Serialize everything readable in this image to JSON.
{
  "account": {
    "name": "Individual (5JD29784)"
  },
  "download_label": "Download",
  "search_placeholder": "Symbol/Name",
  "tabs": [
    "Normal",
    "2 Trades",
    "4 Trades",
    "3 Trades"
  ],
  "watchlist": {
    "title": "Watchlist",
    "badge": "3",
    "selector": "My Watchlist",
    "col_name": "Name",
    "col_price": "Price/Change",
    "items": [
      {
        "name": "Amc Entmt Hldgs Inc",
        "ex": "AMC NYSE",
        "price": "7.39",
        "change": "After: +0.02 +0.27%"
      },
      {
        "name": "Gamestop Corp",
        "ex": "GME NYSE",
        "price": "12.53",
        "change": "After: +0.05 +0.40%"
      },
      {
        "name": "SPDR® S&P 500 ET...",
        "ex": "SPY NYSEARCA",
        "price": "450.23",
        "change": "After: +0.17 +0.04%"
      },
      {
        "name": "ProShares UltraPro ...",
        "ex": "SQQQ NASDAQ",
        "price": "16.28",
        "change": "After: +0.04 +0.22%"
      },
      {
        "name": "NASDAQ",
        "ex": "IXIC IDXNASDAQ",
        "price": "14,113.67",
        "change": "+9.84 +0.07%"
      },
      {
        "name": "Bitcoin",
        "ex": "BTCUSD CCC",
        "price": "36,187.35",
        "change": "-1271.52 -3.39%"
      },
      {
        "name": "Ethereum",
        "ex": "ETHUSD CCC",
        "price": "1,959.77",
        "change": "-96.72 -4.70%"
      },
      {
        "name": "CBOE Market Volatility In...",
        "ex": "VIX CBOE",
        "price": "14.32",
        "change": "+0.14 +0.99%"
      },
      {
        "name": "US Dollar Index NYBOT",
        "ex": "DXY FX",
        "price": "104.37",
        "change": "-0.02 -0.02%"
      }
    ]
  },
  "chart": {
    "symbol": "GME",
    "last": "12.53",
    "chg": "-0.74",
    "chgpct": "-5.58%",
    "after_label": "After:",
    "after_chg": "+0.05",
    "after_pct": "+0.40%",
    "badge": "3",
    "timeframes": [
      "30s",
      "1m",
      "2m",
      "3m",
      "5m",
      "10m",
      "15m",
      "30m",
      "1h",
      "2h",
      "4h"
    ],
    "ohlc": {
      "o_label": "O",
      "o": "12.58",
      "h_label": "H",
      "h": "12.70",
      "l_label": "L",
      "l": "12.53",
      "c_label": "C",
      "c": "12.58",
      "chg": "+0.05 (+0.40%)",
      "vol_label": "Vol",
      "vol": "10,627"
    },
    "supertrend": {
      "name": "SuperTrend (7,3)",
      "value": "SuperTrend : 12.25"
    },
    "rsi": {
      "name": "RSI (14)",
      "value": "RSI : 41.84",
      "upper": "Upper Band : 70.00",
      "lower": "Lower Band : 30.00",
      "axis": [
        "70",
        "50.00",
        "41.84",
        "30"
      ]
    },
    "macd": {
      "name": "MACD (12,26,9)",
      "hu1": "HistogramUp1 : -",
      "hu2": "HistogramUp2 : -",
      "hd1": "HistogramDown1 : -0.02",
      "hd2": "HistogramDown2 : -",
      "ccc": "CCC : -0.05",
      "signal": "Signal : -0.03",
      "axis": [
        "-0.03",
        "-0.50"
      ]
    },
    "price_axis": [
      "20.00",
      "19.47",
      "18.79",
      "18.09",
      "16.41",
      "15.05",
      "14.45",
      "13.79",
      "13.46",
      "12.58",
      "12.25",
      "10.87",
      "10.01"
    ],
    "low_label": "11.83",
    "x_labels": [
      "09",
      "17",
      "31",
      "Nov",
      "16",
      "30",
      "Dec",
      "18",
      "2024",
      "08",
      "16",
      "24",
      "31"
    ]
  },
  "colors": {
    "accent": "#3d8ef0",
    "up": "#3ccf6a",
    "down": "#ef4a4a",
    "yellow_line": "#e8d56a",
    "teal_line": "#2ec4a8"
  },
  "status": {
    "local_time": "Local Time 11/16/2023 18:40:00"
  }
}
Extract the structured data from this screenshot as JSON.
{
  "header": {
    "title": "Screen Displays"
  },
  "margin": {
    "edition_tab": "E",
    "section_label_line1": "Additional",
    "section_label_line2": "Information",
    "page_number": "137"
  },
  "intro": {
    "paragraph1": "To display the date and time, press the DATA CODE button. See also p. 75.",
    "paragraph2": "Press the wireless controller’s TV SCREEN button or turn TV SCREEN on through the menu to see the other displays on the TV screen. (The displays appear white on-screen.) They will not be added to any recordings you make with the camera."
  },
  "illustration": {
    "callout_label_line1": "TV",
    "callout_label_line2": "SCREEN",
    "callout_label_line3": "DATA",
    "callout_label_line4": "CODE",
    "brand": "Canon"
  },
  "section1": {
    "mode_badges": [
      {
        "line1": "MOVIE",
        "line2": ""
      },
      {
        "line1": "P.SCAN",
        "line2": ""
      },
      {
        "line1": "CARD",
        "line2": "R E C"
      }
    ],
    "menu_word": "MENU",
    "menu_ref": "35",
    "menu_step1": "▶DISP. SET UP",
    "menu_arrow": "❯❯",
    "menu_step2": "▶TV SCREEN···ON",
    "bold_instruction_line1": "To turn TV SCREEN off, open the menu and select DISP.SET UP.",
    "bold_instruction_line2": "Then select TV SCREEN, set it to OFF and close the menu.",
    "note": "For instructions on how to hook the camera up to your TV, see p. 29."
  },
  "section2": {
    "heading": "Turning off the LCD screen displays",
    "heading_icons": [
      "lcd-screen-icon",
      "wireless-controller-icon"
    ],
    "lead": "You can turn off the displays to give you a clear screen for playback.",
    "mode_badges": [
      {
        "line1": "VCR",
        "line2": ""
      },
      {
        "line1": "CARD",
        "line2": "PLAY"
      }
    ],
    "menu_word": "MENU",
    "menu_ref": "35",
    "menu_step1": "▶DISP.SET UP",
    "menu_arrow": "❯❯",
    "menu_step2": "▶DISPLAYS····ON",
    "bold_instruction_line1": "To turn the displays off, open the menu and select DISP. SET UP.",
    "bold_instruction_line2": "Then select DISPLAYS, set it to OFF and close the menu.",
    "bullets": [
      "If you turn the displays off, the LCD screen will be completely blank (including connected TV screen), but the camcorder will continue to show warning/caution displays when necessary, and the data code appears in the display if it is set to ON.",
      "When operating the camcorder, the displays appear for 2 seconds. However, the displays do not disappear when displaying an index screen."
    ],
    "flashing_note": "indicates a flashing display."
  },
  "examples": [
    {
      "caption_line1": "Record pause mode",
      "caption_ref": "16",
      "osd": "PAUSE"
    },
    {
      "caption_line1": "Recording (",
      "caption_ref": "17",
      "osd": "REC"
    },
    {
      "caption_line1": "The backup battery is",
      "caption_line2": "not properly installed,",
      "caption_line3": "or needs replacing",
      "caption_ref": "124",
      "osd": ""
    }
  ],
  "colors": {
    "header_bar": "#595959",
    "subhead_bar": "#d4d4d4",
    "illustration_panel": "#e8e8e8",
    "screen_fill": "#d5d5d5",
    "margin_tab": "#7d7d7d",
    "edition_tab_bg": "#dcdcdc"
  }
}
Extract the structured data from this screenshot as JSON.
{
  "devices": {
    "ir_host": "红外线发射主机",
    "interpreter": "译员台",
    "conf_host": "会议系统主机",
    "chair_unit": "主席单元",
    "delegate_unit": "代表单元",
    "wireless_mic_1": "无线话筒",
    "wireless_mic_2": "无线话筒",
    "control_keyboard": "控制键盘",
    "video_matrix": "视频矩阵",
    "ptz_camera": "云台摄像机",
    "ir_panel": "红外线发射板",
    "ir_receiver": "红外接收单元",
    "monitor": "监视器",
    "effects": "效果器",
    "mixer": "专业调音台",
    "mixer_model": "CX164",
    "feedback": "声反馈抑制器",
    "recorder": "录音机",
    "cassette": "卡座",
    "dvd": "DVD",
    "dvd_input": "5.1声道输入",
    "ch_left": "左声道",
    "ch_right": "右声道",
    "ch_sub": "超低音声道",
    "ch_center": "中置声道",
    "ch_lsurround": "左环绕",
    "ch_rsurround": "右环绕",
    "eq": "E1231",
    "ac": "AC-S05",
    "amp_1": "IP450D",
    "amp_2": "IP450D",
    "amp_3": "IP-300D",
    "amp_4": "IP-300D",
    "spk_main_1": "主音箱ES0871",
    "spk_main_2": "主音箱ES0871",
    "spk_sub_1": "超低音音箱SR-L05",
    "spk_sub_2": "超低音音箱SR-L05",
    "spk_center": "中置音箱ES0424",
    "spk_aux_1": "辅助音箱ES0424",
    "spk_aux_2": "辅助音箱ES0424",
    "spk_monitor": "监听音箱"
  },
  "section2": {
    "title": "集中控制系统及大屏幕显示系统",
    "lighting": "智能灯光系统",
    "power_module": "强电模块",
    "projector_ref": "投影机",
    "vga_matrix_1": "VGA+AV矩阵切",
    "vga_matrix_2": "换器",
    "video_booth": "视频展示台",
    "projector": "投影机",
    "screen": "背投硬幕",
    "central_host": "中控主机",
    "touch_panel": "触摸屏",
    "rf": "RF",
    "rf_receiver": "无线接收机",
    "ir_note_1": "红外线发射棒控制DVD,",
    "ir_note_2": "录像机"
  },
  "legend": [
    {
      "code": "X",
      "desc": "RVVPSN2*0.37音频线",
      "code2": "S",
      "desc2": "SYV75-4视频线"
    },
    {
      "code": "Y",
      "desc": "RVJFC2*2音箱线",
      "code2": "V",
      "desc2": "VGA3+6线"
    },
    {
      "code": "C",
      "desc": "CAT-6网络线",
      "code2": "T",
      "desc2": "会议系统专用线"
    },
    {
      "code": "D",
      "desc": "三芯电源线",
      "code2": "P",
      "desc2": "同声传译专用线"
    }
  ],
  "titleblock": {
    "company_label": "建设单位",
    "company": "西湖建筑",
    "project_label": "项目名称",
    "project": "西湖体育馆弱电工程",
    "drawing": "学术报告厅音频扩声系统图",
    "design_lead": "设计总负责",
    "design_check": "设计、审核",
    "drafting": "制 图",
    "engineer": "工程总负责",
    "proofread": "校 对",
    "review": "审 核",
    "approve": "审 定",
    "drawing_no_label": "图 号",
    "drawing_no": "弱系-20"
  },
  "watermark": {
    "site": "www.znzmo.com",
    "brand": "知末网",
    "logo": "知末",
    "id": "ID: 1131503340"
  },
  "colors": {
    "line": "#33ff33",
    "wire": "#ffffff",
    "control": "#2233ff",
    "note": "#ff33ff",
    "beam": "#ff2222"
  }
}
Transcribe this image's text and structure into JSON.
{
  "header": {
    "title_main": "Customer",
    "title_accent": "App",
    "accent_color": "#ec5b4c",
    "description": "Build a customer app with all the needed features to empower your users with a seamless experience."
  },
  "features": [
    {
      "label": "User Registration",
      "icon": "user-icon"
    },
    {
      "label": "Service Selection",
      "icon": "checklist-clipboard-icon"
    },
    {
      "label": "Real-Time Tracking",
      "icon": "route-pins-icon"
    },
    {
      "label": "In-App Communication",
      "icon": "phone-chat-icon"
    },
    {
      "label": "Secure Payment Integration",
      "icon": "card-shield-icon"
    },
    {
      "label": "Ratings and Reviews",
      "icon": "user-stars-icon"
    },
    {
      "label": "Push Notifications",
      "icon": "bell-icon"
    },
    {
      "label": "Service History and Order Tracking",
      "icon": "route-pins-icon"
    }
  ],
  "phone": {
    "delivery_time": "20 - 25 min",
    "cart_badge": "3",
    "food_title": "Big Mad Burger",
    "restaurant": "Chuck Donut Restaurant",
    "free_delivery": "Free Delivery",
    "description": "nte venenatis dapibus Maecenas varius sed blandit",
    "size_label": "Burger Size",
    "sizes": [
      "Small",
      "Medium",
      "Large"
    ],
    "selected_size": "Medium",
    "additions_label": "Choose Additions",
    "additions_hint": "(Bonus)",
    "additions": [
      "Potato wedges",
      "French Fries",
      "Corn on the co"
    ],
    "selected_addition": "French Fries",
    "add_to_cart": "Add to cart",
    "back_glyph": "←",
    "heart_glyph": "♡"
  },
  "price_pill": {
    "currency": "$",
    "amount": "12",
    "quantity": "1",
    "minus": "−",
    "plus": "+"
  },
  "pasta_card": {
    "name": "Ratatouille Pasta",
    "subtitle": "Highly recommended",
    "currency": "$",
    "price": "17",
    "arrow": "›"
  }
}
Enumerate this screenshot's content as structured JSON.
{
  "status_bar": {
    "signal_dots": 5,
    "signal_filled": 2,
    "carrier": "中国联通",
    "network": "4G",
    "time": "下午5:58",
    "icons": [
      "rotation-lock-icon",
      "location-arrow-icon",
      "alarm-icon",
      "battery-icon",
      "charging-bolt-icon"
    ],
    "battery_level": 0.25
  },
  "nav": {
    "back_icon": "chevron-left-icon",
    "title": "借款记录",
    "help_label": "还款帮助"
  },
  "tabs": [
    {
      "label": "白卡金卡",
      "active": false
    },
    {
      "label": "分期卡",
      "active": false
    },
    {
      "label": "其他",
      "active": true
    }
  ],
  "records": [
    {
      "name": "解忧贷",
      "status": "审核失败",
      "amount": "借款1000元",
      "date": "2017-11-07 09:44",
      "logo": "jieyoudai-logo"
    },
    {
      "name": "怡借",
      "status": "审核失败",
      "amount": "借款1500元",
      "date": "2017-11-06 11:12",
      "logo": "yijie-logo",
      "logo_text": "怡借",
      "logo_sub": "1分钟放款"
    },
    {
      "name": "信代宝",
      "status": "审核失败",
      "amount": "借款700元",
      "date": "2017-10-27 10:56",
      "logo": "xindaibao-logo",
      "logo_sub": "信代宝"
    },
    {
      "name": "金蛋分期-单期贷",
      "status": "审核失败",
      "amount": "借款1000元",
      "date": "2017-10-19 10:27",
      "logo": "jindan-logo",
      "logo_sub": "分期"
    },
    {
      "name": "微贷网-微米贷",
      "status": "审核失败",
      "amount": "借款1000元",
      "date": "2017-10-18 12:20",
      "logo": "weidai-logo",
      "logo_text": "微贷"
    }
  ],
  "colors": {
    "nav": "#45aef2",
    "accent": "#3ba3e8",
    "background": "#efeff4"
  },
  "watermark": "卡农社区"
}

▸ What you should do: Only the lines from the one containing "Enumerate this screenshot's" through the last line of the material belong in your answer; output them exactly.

▸ Response to the exercise:
Enumerate this screenshot's content as structured JSON.
{
  "status_bar": {
    "signal_dots": 5,
    "signal_filled": 2,
    "carrier": "中国联通",
    "network": "4G",
    "time": "下午5:58",
    "icons": [
      "rotation-lock-icon",
      "location-arrow-icon",
      "alarm-icon",
      "battery-icon",
      "charging-bolt-icon"
    ],
    "battery_level": 0.25
  },
  "nav": {
    "back_icon": "chevron-left-icon",
    "title": "借款记录",
    "help_label": "还款帮助"
  },
  "tabs": [
    {
      "label": "白卡金卡",
      "active": false
    },
    {
      "label": "分期卡",
      "active": false
    },
    {
      "label": "其他",
      "active": true
    }
  ],
  "records": [
    {
      "name": "解忧贷",
      "status": "审核失败",
      "amount": "借款1000元",
      "date": "2017-11-07 09:44",
      "logo": "jieyoudai-logo"
    },
    {
      "name": "怡借",
      "status": "审核失败",
      "amount": "借款1500元",
      "date": "2017-11-06 11:12",
      "logo": "yijie-logo",
      "logo_text": "怡借",
      "logo_sub": "1分钟放款"
    },
    {
      "name": "信代宝",
      "status": "审核失败",
      "amount": "借款700元",
      "date": "2017-10-27 10:56",
      "logo": "xindaibao-logo",
      "logo_sub": "信代宝"
    },
    {
      "name": "金蛋分期-单期贷",
      "status": "审核失败",
      "amount": "借款1000元",
      "date": "2017-10-19 10:27",
      "logo": "jindan-logo",
      "logo_sub": "分期"
    },
    {
      "name": "微贷网-微米贷",
      "status": "审核失败",
      "amount": "借款1000元",
      "date": "2017-10-18 12:20",
      "logo": "weidai-logo",
      "logo_text": "微贷"
    }
  ],
  "colors": {
    "nav": "#45aef2",
    "accent": "#3ba3e8",
    "background": "#efeff4"
  },
  "watermark": "卡农社区"
}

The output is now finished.